Simsek, M., T. Tonkaz, M. Kacira, N. Comlekcioziu and Z. Dozan, 2005. The effects of different irrigation regimes on cucumber (Cucumbis sativus L.) yield and yield characteristics under open field conditions. Agric. Water Manage., 73: 173-191

Taghvaeian, S., J.L. Chavez and N.C. Hansen, 2012. Infrared thermometry to estimate crop water stress index and water use of irrigated maize in Northeastern Colorado. Remote Sens., 4: 3619-3637

Turner, N.C., 1986. Crop water deficits: a decade of progress. Adv. Agron., 39: 1-51

Uphoff, N., A. Kassam and R. Harwood, 2010. SRI as a methodology for raising crop and water productivity: productive adaptations in rice agronomy and irrigation water management. Paddy Water Environ., 9: 3-11

Wang, L., G.Y. Qiu, X. Zhang and S. Chen, 2005. Application of a new method to evaluate crop water stress index. Irrig. Sci., 24: 49-54

Wang, X., W. Yang, A. Wheaton, N. Cooley and B. Moran, 2010. Automated canopy temperature estimation via infrared thermography: A first step towards automated plant water stress monitoring. Comput. Electron. Agric., 73: 74-83

Yatapanage, K.G. and H.B. So, 2001. The relationship between leaf water potential and stem diameter in sorghum. Agron. J., 93: 1341-1343

Yuan, G., Y. Luo, X. Sun and D. Tang, 2004. Evaluation of a crop water stress index for detecting water stress in winter wheat in the North China Plain. Agric.

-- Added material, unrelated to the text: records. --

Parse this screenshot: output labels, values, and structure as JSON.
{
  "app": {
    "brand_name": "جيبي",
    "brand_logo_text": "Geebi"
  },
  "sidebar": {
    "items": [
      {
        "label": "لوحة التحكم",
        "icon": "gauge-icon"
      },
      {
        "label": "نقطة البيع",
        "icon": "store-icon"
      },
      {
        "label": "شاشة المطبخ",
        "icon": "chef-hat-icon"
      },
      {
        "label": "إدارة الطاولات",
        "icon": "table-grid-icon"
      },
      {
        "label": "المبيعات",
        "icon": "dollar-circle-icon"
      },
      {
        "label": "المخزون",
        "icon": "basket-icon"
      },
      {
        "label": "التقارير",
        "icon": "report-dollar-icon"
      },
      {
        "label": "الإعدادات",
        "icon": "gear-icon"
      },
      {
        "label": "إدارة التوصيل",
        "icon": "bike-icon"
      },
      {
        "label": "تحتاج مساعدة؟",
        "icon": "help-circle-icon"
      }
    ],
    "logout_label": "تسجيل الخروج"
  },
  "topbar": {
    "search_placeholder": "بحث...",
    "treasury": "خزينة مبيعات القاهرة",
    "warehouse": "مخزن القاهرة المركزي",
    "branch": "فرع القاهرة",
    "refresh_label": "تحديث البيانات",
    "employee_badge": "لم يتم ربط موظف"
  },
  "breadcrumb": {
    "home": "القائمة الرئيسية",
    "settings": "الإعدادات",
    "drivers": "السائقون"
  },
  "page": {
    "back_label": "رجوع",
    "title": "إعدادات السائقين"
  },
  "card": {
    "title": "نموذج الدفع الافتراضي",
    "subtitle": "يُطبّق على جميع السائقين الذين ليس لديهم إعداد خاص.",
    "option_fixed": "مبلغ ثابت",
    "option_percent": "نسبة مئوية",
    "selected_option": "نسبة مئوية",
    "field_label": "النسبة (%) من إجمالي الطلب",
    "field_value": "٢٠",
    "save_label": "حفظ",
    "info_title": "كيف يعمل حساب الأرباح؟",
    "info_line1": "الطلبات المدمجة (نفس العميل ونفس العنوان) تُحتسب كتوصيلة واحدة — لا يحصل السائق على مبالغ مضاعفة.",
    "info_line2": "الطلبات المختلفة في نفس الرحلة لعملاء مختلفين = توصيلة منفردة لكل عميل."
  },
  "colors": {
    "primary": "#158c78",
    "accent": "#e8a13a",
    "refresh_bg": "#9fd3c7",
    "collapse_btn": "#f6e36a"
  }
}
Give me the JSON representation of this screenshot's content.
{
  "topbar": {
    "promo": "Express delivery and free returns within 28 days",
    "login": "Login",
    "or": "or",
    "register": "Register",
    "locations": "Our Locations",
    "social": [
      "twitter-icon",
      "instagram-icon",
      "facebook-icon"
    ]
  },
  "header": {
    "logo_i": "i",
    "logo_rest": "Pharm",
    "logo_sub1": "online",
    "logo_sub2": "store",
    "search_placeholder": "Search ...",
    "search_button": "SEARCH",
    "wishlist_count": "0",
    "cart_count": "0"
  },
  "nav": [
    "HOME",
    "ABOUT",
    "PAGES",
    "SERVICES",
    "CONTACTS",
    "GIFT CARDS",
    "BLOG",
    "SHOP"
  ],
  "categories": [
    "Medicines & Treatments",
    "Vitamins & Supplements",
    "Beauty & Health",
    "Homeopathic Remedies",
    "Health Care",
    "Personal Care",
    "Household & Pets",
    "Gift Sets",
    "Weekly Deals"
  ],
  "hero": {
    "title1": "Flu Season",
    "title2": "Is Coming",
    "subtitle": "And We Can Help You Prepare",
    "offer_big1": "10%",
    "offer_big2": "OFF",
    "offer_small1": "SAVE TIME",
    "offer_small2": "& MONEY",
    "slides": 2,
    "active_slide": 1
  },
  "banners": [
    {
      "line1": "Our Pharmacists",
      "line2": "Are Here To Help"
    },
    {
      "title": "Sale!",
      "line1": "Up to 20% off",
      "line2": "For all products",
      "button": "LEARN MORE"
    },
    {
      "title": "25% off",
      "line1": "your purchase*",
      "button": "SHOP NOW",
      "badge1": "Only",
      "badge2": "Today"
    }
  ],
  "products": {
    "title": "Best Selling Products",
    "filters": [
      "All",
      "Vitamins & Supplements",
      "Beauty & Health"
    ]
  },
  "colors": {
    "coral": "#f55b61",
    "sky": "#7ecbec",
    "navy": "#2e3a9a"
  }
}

Water Manage., 64: 29-40

Zia, S., K. Spohrer, W.Y. Du, W. Spreer, G. Romano, X.K He and J. Muller, 2011. Monitoring physiological responses to water stress in two maize varieties by infrared thermography. Int. J. Agric. Biol. Eng., 4: 7-15

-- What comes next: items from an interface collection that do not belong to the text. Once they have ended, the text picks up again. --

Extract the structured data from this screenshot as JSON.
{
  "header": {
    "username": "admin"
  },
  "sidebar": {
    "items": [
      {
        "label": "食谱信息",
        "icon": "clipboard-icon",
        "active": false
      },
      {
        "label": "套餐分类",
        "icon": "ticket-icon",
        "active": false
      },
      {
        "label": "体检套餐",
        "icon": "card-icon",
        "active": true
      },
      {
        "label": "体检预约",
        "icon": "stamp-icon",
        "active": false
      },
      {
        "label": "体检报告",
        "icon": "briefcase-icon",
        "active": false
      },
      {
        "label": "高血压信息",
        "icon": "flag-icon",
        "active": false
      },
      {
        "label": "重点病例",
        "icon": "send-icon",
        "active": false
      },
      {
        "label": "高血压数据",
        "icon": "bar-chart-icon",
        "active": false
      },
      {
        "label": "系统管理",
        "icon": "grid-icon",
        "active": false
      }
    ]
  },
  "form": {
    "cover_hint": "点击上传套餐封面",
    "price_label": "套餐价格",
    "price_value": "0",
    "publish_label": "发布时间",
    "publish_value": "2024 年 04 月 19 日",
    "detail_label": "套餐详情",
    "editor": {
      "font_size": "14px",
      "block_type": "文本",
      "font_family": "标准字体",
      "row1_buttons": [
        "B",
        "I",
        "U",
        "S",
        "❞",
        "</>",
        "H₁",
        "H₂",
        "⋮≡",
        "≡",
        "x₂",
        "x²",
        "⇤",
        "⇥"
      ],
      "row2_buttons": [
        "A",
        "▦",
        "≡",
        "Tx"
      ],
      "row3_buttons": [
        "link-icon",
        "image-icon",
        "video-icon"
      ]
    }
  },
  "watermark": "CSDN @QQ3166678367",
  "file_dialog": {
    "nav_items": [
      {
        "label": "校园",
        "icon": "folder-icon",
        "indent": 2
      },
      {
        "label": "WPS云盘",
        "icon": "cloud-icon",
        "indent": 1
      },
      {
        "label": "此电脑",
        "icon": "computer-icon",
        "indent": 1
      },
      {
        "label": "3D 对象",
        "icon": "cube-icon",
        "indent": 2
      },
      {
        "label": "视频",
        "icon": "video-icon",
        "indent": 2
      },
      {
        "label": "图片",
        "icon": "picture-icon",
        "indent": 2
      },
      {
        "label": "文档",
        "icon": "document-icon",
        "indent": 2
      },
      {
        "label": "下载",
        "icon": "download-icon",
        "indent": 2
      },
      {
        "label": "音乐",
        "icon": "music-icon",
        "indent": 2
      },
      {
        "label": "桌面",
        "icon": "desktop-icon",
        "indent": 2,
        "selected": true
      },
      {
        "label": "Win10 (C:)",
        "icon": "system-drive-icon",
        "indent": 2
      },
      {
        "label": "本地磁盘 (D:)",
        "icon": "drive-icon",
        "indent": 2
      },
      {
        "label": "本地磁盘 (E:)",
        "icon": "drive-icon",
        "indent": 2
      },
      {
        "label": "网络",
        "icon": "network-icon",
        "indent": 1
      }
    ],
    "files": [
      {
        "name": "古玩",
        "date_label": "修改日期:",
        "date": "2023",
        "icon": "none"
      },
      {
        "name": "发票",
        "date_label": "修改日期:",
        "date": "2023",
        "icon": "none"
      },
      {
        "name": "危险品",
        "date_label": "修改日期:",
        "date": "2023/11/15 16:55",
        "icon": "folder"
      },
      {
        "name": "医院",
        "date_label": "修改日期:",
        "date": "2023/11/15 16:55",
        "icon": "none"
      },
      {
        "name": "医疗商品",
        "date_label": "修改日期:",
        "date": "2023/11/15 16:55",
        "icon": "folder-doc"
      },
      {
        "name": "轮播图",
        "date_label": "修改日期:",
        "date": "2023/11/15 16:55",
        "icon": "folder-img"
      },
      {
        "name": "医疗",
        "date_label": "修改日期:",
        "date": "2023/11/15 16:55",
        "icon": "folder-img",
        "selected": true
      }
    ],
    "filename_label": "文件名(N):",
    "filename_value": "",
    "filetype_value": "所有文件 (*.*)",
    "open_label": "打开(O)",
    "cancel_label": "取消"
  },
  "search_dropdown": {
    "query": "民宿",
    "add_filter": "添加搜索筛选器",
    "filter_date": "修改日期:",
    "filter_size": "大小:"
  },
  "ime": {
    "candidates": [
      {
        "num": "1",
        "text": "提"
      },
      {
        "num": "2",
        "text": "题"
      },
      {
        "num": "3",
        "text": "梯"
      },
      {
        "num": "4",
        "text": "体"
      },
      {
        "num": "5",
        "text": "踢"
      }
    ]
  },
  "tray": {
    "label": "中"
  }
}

Zia, S., W. Du, W. Spreer, K. Spohrer, X. He and J. Muller, 2012. Assessing crop water stress of winter wheat by thermography under different irrigation regimes in North ChinaPlain. Int. J. Agric. Biol. Eng., 5: 24-34
COPYRIGHT 2016 Asianet-Pakistan
No portion of this article can be reproduced without the express written permission from the copyright holder.
Copyright 2016 Gale, Cengage Learning. All rights reserved.

Article Details
Printer friendly Cite/link Email Feedback
Publication:International Journal of Agriculture and Biology
Article Type:Report
Date:Jun 30, 2016
Words:6142
Previous Article:Biocontrol and Salinity Tolerance Potential of Azospirillum lipoferum and its Inoculation Effect in Wheat Crop.
Next Article:Cross Adaptation Tolerance in Rice Seedlings Exposed to PEG Induced Salinity and Drought Stress.
Topics:

Terms of use | Privacy policy | Copyright © 2020 Farlex, Inc. | Feedback | For webmasters